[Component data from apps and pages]
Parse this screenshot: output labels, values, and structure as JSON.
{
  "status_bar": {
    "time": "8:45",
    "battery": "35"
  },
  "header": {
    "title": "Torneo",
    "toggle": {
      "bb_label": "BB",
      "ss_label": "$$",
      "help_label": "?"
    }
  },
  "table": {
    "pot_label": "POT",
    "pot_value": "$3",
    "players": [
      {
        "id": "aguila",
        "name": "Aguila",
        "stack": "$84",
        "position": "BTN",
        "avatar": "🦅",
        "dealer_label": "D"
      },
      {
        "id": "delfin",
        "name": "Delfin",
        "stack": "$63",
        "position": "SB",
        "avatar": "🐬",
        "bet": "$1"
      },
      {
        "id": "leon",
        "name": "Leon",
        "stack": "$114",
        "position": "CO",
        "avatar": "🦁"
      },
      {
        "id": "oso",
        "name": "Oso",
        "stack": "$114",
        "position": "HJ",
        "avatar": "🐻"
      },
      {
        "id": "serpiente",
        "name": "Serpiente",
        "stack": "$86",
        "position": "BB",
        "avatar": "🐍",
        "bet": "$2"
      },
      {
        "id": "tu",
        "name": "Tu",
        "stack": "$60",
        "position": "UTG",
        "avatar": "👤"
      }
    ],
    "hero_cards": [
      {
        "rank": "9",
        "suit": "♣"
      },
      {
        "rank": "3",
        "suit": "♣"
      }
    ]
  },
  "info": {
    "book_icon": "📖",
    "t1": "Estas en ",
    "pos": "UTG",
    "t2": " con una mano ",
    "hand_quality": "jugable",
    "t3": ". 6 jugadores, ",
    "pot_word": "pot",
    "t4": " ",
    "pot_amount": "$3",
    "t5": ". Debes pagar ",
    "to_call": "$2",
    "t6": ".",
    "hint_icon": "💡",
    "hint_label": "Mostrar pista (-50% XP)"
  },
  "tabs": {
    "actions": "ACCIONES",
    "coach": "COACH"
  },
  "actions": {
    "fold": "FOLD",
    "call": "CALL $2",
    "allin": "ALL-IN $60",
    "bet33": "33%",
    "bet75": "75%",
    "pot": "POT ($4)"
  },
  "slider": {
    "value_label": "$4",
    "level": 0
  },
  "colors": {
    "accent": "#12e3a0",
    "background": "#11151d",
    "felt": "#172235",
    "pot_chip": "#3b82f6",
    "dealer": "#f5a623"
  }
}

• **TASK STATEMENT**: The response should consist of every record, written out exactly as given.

• **OUTPUT OF THE EXERCISE**:
Parse this screenshot: output labels, values, and structure as JSON.
{
  "status_bar": {
    "time": "8:45",
    "battery": "35"
  },
  "header": {
    "title": "Torneo",
    "toggle": {
      "bb_label": "BB",
      "ss_label": "$$",
      "help_label": "?"
    }
  },
  "table": {
    "pot_label": "POT",
    "pot_value": "$3",
    "players": [
      {
        "id": "aguila",
        "name": "Aguila",
        "stack": "$84",
        "position": "BTN",
        "avatar": "🦅",
        "dealer_label": "D"
      },
      {
        "id": "delfin",
        "name": "Delfin",
        "stack": "$63",
        "position": "SB",
        "avatar": "🐬",
        "bet": "$1"
      },
      {
        "id": "leon",
        "name": "Leon",
        "stack": "$114",
        "position": "CO",
        "avatar": "🦁"
      },
      {
        "id": "oso",
        "name": "Oso",
        "stack": "$114",
        "position": "HJ",
        "avatar": "🐻"
      },
      {
        "id": "serpiente",
        "name": "Serpiente",
        "stack": "$86",
        "position": "BB",
        "avatar": "🐍",
        "bet": "$2"
      },
      {
        "id": "tu",
        "name": "Tu",
        "stack": "$60",
        "position": "UTG",
        "avatar": "👤"
      }
    ],
    "hero_cards": [
      {
        "rank": "9",
        "suit": "♣"
      },
      {
        "rank": "3",
        "suit": "♣"
      }
    ]
  },
  "info": {
    "book_icon": "📖",
    "t1": "Estas en ",
    "pos": "UTG",
    "t2": " con una mano ",
    "hand_quality": "jugable",
    "t3": ". 6 jugadores, ",
    "pot_word": "pot",
    "t4": " ",
    "pot_amount": "$3",
    "t5": ". Debes pagar ",
    "to_call": "$2",
    "t6": ".",
    "hint_icon": "💡",
    "hint_label": "Mostrar pista (-50% XP)"
  },
  "tabs": {
    "actions": "ACCIONES",
    "coach": "COACH"
  },
  "actions": {
    "fold": "FOLD",
    "call": "CALL $2",
    "allin": "ALL-IN $60",
    "bet33": "33%",
    "bet75": "75%",
    "pot": "POT ($4)"
  },
  "slider": {
    "value_label": "$4",
    "level": 0
  },
  "colors": {
    "accent": "#12e3a0",
    "background": "#11151d",
    "felt": "#172235",
    "pot_chip": "#3b82f6",
    "dealer": "#f5a623"
  }
}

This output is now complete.